[TRY IT] Pull every line that includes the word "ports" from the data.

Excerpts from a dataset
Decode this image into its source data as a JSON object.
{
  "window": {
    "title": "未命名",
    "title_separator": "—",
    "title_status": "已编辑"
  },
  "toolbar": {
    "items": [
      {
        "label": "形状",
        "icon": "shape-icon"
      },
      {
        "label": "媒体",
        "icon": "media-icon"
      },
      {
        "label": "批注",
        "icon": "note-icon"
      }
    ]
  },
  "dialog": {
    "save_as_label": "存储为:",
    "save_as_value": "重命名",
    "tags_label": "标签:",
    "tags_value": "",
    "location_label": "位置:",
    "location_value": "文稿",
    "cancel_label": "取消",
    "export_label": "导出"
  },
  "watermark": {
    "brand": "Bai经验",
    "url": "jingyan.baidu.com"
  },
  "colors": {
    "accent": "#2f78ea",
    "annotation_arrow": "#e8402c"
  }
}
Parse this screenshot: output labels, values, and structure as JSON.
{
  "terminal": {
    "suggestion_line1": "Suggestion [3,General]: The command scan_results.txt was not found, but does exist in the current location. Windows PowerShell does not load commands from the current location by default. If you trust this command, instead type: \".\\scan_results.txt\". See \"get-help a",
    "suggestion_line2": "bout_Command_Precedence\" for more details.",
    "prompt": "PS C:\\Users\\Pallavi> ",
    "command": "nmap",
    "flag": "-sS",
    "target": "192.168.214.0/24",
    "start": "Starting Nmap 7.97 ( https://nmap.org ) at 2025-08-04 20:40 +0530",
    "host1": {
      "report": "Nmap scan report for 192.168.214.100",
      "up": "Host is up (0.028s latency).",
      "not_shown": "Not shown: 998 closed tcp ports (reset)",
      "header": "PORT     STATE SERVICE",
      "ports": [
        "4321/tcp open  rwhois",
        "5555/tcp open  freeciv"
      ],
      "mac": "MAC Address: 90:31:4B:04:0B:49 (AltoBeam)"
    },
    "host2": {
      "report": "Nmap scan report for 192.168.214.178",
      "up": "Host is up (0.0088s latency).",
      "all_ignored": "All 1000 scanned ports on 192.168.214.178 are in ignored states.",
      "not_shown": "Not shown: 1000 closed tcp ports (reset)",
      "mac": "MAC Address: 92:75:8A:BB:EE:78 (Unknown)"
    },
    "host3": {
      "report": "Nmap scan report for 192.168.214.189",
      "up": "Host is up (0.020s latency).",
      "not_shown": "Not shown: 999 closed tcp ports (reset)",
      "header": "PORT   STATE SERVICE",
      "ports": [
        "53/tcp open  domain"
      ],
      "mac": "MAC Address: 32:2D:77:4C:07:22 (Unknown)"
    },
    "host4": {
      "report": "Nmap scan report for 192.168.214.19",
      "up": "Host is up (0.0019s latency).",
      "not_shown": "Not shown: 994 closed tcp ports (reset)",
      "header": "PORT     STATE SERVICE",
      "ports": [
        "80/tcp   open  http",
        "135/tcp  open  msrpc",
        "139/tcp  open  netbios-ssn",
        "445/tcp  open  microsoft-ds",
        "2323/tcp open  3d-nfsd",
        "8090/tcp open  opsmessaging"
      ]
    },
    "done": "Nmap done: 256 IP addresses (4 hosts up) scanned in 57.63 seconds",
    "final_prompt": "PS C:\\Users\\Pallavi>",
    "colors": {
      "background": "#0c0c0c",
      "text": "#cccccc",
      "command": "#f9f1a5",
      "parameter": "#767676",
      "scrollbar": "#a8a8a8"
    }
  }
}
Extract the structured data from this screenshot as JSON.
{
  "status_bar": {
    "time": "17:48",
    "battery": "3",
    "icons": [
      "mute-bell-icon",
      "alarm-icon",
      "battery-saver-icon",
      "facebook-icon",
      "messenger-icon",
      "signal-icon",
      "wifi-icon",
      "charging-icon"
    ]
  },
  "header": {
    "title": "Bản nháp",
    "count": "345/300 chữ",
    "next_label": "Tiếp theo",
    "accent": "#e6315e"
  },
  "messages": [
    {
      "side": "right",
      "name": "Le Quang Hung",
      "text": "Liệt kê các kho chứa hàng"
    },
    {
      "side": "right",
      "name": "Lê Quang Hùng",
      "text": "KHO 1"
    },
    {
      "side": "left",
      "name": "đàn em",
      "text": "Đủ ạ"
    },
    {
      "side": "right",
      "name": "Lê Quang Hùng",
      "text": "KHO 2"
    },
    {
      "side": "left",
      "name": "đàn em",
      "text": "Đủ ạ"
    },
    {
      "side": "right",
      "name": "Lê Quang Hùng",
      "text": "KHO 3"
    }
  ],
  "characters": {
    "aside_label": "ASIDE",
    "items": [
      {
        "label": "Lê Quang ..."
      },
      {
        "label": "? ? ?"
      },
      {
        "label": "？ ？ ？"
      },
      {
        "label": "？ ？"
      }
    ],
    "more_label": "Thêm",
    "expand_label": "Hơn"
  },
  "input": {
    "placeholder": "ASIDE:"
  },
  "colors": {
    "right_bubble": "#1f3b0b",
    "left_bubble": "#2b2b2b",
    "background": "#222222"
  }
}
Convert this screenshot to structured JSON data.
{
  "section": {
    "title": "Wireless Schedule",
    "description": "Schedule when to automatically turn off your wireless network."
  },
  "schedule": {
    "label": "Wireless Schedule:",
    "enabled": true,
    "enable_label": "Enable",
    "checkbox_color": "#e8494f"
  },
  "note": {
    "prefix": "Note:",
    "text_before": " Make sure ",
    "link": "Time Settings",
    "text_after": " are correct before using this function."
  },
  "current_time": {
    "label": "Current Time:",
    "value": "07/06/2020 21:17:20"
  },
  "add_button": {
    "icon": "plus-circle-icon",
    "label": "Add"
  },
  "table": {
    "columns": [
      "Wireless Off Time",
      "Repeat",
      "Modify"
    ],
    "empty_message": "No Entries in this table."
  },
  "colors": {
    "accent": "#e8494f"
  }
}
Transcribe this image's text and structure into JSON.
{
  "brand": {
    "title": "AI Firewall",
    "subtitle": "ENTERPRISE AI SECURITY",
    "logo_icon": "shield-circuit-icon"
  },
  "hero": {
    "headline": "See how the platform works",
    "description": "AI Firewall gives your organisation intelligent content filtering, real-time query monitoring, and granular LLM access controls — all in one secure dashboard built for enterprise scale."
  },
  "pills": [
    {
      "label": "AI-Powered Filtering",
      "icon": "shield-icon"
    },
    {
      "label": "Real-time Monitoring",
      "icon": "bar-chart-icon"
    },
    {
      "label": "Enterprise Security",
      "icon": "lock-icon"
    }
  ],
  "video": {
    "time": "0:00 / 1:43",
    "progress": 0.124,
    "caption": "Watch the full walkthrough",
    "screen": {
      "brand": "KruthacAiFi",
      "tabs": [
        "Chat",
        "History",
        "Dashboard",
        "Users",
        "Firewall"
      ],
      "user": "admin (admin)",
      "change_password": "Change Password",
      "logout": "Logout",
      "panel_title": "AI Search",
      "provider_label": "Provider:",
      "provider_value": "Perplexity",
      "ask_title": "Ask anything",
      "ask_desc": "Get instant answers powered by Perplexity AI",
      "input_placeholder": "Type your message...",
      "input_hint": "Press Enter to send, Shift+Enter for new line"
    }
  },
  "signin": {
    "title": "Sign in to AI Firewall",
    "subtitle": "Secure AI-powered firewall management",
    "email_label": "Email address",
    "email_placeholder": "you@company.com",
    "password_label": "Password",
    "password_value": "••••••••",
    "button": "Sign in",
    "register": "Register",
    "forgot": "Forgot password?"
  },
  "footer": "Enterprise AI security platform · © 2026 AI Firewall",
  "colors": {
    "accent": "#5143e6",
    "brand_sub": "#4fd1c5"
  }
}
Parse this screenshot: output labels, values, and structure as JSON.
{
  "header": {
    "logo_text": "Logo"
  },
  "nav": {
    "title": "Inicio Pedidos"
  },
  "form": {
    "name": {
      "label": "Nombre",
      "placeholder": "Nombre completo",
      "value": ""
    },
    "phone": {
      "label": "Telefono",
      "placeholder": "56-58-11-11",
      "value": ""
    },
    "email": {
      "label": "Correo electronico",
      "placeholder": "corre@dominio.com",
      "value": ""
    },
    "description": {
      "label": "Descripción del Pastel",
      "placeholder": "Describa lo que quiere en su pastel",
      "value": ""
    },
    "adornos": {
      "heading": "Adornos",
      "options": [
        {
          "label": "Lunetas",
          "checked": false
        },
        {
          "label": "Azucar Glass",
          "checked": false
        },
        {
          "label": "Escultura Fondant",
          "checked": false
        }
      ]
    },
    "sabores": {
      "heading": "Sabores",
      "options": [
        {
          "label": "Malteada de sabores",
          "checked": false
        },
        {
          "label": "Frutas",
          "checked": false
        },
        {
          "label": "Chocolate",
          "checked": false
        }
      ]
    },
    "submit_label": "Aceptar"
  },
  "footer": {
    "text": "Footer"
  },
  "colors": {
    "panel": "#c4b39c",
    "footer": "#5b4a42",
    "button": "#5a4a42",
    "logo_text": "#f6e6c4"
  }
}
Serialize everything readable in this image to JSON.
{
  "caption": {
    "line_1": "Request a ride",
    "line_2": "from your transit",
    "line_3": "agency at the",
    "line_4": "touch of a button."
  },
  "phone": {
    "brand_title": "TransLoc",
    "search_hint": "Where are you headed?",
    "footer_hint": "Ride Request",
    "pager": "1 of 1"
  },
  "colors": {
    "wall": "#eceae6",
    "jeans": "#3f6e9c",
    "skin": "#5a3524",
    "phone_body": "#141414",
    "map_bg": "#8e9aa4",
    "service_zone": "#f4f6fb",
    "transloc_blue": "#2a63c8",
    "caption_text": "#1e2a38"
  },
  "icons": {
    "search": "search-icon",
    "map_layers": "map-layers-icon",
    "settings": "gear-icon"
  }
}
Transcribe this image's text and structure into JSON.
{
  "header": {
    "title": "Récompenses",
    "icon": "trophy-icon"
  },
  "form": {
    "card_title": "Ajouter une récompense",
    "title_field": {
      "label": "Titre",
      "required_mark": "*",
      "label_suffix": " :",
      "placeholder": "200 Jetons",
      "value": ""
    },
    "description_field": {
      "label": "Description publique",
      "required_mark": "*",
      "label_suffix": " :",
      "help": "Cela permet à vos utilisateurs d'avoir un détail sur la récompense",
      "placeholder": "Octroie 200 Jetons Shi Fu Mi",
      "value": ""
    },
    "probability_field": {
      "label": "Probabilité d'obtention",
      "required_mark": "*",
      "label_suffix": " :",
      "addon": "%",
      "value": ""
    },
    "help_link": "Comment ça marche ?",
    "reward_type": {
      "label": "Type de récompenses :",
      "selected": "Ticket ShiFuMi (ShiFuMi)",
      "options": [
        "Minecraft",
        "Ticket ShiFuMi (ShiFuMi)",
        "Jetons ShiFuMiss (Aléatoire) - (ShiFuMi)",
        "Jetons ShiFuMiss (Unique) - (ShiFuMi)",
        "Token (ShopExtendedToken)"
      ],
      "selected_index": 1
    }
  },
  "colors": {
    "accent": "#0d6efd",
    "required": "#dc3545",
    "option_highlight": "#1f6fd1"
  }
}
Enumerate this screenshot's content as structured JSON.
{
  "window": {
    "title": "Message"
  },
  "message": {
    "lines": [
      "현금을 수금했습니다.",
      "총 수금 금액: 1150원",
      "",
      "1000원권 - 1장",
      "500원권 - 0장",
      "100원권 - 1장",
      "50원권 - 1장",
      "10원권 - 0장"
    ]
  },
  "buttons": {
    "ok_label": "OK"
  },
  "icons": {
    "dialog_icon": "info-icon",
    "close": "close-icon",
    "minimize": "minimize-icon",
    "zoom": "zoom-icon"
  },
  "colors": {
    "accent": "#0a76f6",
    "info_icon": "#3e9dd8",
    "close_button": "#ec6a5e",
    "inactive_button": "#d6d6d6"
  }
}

[COMPLETED EXERCISE]
      "not_shown": "Not shown: 998 closed tcp ports (reset)",
      "ports": [
      "all_ignored": "All 1000 scanned ports on 192.168.214.178 are in ignored states.",
      "not_shown": "Not shown: 1000 closed tcp ports (reset)",
      "not_shown": "Not shown: 999 closed tcp ports (reset)",
      "ports": [
      "not_shown": "Not shown: 994 closed tcp ports (reset)",
      "ports": [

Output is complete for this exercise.